Remember good old-fashioned art viewing? Strolling into a gallery or a museum, reading little placards, nodding, making asides to your date or your friend or thin air? Us too. We've missed it. And it's time to get back out there.

We've rounded up the most worthwhile viewing experiences on offer in Portland right now, spanning photography, digital, and site-specific work.

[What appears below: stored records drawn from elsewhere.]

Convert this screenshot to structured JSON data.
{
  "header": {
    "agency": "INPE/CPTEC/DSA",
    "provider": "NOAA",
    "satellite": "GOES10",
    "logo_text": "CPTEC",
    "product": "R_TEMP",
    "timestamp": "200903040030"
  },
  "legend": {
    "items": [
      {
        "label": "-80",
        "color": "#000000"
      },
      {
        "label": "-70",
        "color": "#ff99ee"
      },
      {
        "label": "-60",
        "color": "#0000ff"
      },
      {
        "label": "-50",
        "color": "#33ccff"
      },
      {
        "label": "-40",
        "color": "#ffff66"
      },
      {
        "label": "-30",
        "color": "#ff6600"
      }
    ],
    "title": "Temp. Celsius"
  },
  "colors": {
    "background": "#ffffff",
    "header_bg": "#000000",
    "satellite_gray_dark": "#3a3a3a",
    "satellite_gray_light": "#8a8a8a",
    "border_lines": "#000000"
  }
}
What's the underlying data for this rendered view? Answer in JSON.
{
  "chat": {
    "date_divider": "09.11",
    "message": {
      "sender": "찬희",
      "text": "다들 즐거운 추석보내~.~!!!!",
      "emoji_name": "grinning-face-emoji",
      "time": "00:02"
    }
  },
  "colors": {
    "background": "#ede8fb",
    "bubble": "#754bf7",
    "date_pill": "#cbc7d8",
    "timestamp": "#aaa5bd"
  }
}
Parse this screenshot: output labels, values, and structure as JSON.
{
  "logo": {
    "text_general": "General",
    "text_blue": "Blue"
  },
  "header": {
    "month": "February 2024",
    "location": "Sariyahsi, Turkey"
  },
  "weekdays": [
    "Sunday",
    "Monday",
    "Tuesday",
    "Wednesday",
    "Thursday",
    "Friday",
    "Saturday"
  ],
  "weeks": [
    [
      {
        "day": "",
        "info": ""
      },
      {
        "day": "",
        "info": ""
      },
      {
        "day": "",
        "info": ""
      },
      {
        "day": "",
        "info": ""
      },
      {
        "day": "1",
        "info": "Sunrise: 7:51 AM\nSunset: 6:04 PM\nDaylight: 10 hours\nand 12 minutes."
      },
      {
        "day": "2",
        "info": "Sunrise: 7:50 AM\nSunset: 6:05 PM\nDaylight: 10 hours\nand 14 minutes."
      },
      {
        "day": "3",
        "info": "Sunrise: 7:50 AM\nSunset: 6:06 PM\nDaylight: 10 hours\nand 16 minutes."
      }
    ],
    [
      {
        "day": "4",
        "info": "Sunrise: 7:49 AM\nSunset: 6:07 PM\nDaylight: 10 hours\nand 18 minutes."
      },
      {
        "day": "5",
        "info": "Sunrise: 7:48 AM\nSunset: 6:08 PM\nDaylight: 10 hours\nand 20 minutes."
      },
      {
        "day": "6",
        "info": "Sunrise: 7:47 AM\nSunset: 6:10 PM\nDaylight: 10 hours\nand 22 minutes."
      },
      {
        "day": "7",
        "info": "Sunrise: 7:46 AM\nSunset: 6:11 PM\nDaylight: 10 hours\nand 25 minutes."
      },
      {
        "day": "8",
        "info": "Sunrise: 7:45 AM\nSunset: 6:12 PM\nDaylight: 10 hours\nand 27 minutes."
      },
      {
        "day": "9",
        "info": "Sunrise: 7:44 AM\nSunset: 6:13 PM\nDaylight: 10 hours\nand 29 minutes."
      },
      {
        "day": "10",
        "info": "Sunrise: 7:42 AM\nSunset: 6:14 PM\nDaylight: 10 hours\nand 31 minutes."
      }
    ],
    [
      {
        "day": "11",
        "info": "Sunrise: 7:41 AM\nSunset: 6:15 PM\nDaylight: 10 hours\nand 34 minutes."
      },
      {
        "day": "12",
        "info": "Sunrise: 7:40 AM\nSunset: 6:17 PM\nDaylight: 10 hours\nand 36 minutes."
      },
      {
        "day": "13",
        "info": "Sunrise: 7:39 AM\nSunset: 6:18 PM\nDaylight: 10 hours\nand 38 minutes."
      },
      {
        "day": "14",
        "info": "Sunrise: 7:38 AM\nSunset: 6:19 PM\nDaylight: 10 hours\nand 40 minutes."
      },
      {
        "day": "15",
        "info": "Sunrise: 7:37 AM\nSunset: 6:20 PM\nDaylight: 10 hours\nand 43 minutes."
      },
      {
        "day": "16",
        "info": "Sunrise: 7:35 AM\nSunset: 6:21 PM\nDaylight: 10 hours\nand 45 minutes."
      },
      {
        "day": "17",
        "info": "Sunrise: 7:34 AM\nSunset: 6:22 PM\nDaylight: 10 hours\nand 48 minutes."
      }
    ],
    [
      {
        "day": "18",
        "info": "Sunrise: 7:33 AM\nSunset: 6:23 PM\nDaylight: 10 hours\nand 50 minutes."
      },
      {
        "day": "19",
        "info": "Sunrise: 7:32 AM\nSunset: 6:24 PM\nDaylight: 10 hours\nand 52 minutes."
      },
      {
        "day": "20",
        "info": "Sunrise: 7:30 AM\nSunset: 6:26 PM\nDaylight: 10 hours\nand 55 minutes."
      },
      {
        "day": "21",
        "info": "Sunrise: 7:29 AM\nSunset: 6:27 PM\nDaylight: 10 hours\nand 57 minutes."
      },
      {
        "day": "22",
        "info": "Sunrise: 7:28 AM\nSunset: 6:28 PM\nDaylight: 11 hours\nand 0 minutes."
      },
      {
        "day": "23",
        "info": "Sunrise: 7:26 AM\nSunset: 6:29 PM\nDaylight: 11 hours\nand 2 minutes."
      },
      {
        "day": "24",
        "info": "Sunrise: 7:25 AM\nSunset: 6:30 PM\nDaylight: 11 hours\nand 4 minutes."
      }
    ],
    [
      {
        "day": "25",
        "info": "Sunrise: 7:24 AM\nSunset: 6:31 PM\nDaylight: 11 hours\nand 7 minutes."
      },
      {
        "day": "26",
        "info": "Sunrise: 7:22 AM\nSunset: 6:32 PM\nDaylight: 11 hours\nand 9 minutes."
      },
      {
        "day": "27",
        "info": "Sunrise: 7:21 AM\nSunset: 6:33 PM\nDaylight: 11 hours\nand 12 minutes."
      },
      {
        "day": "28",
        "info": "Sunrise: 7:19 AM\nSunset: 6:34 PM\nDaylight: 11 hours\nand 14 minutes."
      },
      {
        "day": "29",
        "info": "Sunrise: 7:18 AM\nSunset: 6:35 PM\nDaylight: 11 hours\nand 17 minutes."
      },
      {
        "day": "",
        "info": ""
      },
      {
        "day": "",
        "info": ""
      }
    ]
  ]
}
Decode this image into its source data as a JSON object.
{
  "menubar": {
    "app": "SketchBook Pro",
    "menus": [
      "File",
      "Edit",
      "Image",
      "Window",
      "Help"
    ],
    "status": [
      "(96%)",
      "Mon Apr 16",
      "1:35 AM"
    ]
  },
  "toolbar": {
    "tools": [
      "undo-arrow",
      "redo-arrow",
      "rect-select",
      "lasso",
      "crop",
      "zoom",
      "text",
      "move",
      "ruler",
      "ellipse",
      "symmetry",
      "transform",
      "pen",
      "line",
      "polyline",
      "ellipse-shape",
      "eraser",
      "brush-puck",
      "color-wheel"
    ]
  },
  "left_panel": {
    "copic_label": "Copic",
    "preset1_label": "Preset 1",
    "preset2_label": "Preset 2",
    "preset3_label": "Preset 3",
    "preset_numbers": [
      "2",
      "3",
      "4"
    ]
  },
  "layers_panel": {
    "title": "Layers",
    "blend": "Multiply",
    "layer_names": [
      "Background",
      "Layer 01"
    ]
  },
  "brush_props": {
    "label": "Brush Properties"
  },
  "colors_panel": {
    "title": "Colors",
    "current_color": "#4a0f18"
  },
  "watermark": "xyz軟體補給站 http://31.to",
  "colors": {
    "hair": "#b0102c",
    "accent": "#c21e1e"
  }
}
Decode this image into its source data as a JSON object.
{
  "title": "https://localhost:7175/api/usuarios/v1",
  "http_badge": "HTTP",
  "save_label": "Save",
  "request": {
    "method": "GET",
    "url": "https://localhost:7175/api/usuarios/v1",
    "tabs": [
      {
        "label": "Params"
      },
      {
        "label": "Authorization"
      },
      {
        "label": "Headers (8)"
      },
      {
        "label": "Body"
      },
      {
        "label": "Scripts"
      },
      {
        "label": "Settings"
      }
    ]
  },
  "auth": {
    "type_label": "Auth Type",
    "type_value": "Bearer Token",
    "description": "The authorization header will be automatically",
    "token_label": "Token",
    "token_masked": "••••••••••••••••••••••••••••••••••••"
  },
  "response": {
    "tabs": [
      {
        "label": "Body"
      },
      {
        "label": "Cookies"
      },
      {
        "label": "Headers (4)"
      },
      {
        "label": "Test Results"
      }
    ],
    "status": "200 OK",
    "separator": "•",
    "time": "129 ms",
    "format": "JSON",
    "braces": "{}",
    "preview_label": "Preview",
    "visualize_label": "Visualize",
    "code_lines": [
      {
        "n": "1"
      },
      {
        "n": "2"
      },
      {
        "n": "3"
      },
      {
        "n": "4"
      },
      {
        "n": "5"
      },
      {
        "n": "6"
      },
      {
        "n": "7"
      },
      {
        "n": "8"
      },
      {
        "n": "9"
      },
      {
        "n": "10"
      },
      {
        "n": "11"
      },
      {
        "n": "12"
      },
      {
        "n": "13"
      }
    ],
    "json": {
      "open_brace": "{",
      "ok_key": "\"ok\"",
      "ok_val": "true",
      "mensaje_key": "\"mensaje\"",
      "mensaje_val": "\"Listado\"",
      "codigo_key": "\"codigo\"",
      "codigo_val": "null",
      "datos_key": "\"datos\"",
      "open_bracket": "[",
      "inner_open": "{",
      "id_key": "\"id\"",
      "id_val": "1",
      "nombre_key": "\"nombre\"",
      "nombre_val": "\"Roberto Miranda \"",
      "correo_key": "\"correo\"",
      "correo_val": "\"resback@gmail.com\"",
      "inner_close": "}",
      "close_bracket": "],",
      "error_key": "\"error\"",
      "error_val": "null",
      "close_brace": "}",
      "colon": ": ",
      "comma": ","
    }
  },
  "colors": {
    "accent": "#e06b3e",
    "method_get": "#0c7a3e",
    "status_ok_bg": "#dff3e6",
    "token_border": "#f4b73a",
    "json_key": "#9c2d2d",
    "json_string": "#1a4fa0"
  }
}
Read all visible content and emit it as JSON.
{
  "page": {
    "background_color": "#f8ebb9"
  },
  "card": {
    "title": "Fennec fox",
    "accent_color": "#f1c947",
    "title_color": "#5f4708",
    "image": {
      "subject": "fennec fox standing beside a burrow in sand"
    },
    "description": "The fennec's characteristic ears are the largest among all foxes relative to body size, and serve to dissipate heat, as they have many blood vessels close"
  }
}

Most are free to attend, some require tickets or appointments, and all make worthy re-intros to IRL art if you're just starting to venture back out.

Check back regularly for updated picks, and happy nodding.

Ansel Adams in Our Time

Clearing Winter Storm by Ansel Adams

This exhibition (originally from the Museum of Fine Arts Boston) revitalizes the work of legendary landscape photographer Ansel Adams, successfully reminding us that his legacy spans far beyond postcards. Putting Adams’ photographs—particularly shots of the Bay Area and the Southwest—in conversation with contemporary images of the same landscapes, the show underlines his considerable influence on our collective understanding of the West. And crucially, it treats the contemporary work as more than just a foil, with enough variety per room to hold down several individual shows. Timed-entry tickets are only available to museum members at the moment, but keep your eyes peeled for a general public release soon. 10 a.m.–5 p.m Weds–Sun. through August 1, Portland Art Museum, 1219 SW Park Ave

Can Anybody Help Me Hold This Body

The final piece of a three-part event, Can Anybody Help Me Hold This Body is an interactive altar that will park at the outdoor space behind PICA on NE San Rafael Street for three days at the end of May. Preceded by an artist conversation and a movement film called DeadbirdBody has traveled from New York to Philadelphia to Portland, and once it concludes its stay here, it will move on to LA. Participants will bring offerings that commemorate loved one or express general grief, and leave them at the altar—if you choose to engage, you're encouraged to upload your offering to this online archive12–4 p.m. Fri–Sun May 28–30, PICA, 15 NE Hancock St

Cumulative Shadow

Jovencio de la Paz operates in the fascinating space between ancient artisans and modern tech: Cumulative Shadow features pieces de la Cruz wove on an algorithm-powered loom. Brooding on 0ur machine-run world? Curious about its potential for beauty anyway? Taking a stroll through the Pearl? Great! Schedule an appointment on Holding Contemporary’s website and pop in. 12–5 p.m. Fri–Sat by appointment through May 29, Holding Contemporary, 916 NW Flanders St

I Am My Story: Voices of Hope

A photo of the shirt Olive Bukuru wore when she immigrated to Oregon, accompanied by handwritten recollections

Image: Jim Lommasson

The latest collaboration between The Immigrant Story and Oregon Historical Society focuses on six women who've come to Oregon from Burundi, Congo, and Eritrea. Featuring their portraits, words, and photographs of the objects they brought with them from Africa to Oregon, the exhibition is an extension of Jim Lomasson’s What We Carried series. 12–5 p.m. Weds–Fri & Sun, 10 a.m.–5 p.m. Sat, through August 22, Oregon Historical Society, 1200 SW Park Ave

I Forgot Where We Were…

Self Portrait, Death Valley by Johnnie Chatman

New York-based photographer Johnnie Chatman presents a series of self-portraits taken across the American West, in an attempt to interrogate the landscape’s accommodation of Black bodies. The gorgeous, stirring black-and-white photographs are presented alongside bouts of text by W.E.B. DuBois, which underline the project's goals. 12.–5 p.m. Weds–Sat through May 29, Blue Sky Gallery, 122 NW 8th Ave

Swedish Dads

Hot dads are art, and Johan Bävman is here to prove it! This much-displayed project (it’s been shown in more than 60 countries since Bävman completed it in 2014) examines Scandinavian gender dynamics, using Sweden’s generous paid family leave allowance as a springboard.

Despite the fact that the Swedish government offers new parents 16 months of parental leave, only a tiny fraction of fathers take more than six months, and virtually none split their leave evenly with their partners. Bävman followed 45 men who did take significant advantage of the policy, and photographed them in various domestic settings with their children. The photos are on view at the Nordic Northwest cultural center in deep Southwest Portland, which is also home to a popular outpost of PDX brunch cafe Broder—pop by for brunch and enjoy some dads while you wait for a table. 9 a.m.–5 p.m. Mon–Fri, 9 a.m.­–3 p.m. Sat–Sun, Nordic Northwest, 8800 SW Oleson Rd